Input: Memories

Eric Fomley

February 15, 2022

The Obelisk outpost on Ghede Prime is littered with broken soldiers.

My nanoweave armor is singed and shredded, blood and mechanical fluid ooze and leak from my body. Pain twinges my every step. A soldier moans at my feet, a young man with purple hair. He clutches the stub where an arm once was. Tears streak his red cheeks.

When I reach for him he flinches. I pull him upright. He stinks like emptied bowels and whimpers when he looks into my half human, half machine face. He avoids eye contact. They all know the stories of the man Obelisk Corporation took, the experiments they did to him.

My finger ports open and tendrils swirl forth, squirm into the man’s nostrils, eye sockets, and ear canals. He screams and spasms. I hold him in place until he stills. Memories upload into my CPU. The data surge clouds my brain like a shot of strong liquor. I close my eyes and watch the memories form into images.

I discard most. His training, a childhood on a green world, a blue skinned Kararan girl he’s in love with.

He only knows of me, the man Obelisk fused with a machine, the stories swapped between comrades, but nothing substantial. My tendrils retreat, slake off the blood and brain matter as they slide back into their ports.

I know it’s a crime what they did to me. The intergalactic authorities would punish the people responsible at Obelisk if I pursued the matter. But they would be gentle, and I wouldn’t get my memories back.

I rise from the dead soldier and stalk across the room to the outpost commander’s desk.

He sits in the chair, alive despite the bloody hole I put in his chest. Still stoic. Loyal to the company even at the end. He looks up at me when I come around the desk. For a moment he gives me a look. Pity? Shame? I’m not sure.

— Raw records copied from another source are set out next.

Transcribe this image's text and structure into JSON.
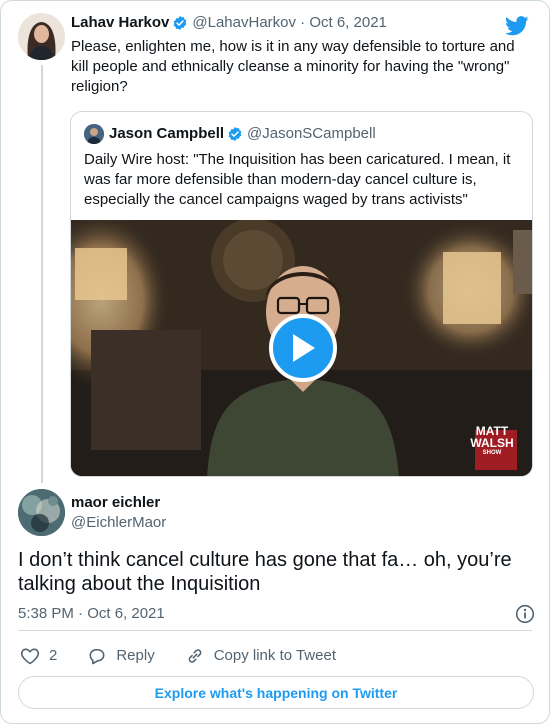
{
  "parent_tweet": {
    "name": "Lahav Harkov",
    "handle_date": "@LahavHarkov · Oct 6, 2021",
    "text": "Please, enlighten me, how is it in any way defensible to torture and kill people and ethnically cleanse a minority for having the \"wrong\" religion?"
  },
  "quoted_tweet": {
    "name": "Jason Campbell",
    "handle": "@JasonSCampbell",
    "text": "Daily Wire host: \"The Inquisition has been caricatured. I mean, it was far more defensible than modern-day cancel culture is, especially the cancel campaigns waged by trans activists\"",
    "video_logo": {
      "line1": "MATT",
      "line2": "WALSH",
      "line3": "SHOW"
    }
  },
  "reply_tweet": {
    "name": "maor eichler",
    "handle": "@EichlerMaor",
    "text": "I don’t think cancel culture has gone that fa… oh, you’re talking about the Inquisition",
    "time_date": "5:38 PM · Oct 6, 2021"
  },
  "actions": {
    "like_count": "2",
    "reply_label": "Reply",
    "copy_label": "Copy link to Tweet"
  },
  "explore_label": "Explore what's happening on Twitter",
  "colors": {
    "accent": "#1d9bf0",
    "secondary_text": "#536471",
    "border": "#cfd9de"
  },
  "icons": [
    "verified-badge-icon",
    "twitter-bird-icon",
    "play-icon",
    "info-icon",
    "heart-icon",
    "reply-bubble-icon",
    "link-icon"
  ]
}
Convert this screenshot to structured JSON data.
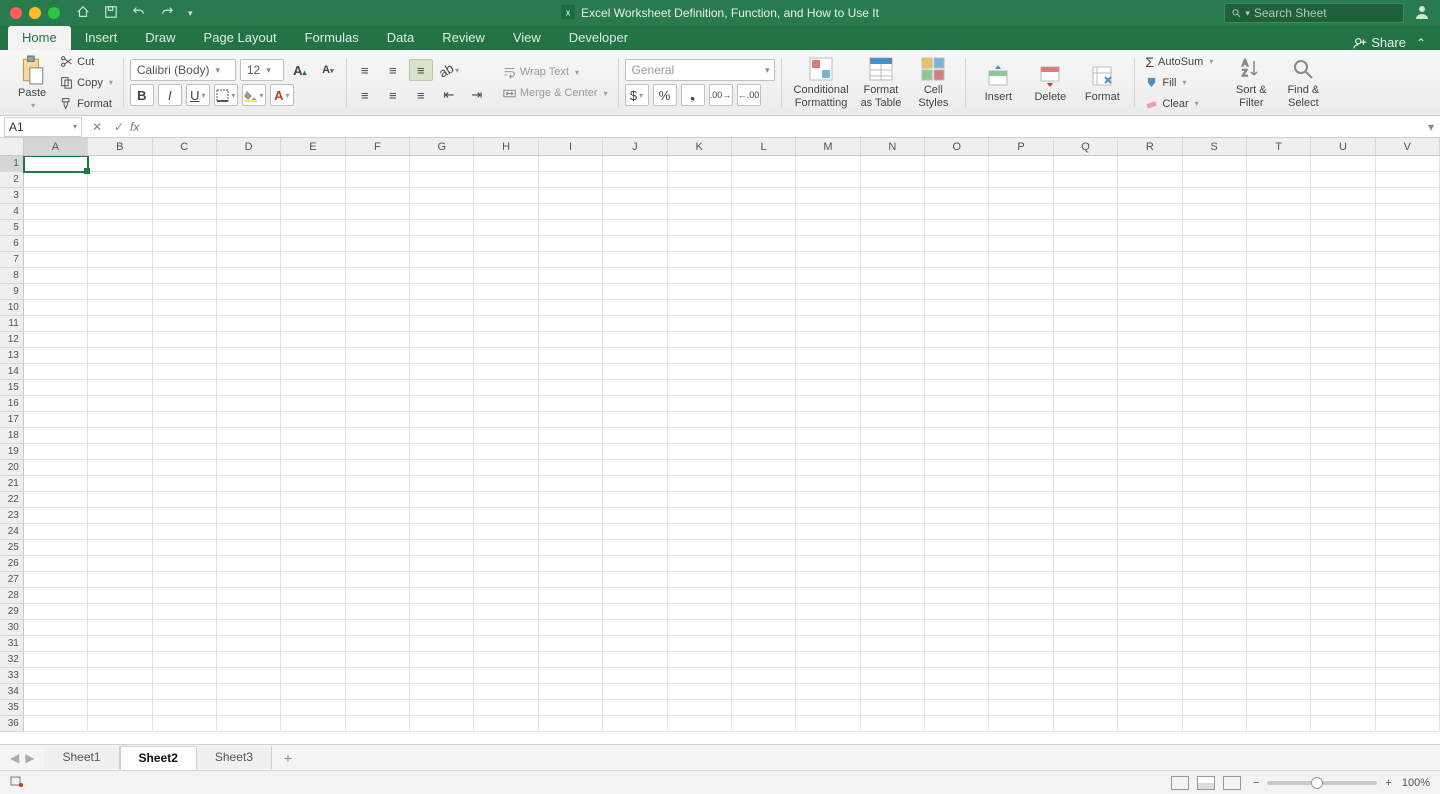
{
  "window_title": "Excel Worksheet Definition, Function, and How to Use It",
  "search_placeholder": "Search Sheet",
  "tabs": [
    "Home",
    "Insert",
    "Draw",
    "Page Layout",
    "Formulas",
    "Data",
    "Review",
    "View",
    "Developer"
  ],
  "active_tab": "Home",
  "share_label": "Share",
  "clipboard": {
    "paste": "Paste",
    "cut": "Cut",
    "copy": "Copy",
    "format": "Format"
  },
  "font": {
    "name": "Calibri (Body)",
    "size": "12"
  },
  "alignment": {
    "wrap": "Wrap Text",
    "merge": "Merge & Center"
  },
  "number_format": "General",
  "styles": {
    "conditional": "Conditional\nFormatting",
    "table": "Format\nas Table",
    "cell": "Cell\nStyles"
  },
  "cells": {
    "insert": "Insert",
    "delete": "Delete",
    "format": "Format"
  },
  "editing": {
    "autosum": "AutoSum",
    "fill": "Fill",
    "clear": "Clear",
    "sort": "Sort &\nFilter",
    "find": "Find &\nSelect"
  },
  "name_box": "A1",
  "columns": [
    "A",
    "B",
    "C",
    "D",
    "E",
    "F",
    "G",
    "H",
    "I",
    "J",
    "K",
    "L",
    "M",
    "N",
    "O",
    "P",
    "Q",
    "R",
    "S",
    "T",
    "U",
    "V"
  ],
  "row_count": 36,
  "active_cell": {
    "row": 1,
    "col": "A"
  },
  "sheets": [
    "Sheet1",
    "Sheet2",
    "Sheet3"
  ],
  "active_sheet": "Sheet2",
  "zoom": "100%"
}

My mechanical fingers lace around his neck and I lift him off the chair. He kicks at my metallic parts, tries to squirm free, but all he achieves is hissing out most of the air he’s got left. I won’t give him more.

“My memories. Who am I?”

“You’ll never get them back.” Spittle hits my cheek. Veins bulge at the temples of the commander’s dark purple face.

“We’ll see.”

I leech his mind. He’s a higher up in the company, he knows more. The tendrils pulse as they dig and retrieve.

I sift through the data until a distinct image stands out in my mind. A woman with dark skin and braided hair. My chest tightens and tears well in my eyes. Who is she? My wife? Daughter? I don’t remember. Everything inside me tells me I need her back.

The image is all the commander knows, a glimpse he caught from a file. I drop him and his skull cracks on the concrete floor. Blood pools.

I step over him and port with the terminal on the desk, snake the tendrils from my forearms into the alloy slot on the terminal’s side. Data files stream through the wire veins in my arms with a gentle pulse. Orange text blocks flutter behind my eyelids. I delete the boring bits, shipping data, dossiers, and customer profiles, until I find what I’m looking for.

Coordinates. Other outposts, others who might have a memory of this woman.

I absorb the navigational data into my HUD and order my digital AI assistant to process the data. My HUD chimes and informs me there are thirty Obelisk Corporation outposts in this sector. I tell the AI assistant to power up my shuttle and set a course for the first outpost on the list.

I open my gunport and shoot the terminal. It whines as it powers down forever. I return to the outpost entrance, push open the steel door, and step back into the icy wind. My organic parts cringe.

Thirty outposts in this sector. I only need one to know who I am.

Eric Fomley’s stories have appeared in Clarkesworld, Daily Science Fiction, and Inferno! Volume 6: Tales from the Worlds of Warhammer. His website is, where you can read more of his stories and find his flash fiction collections.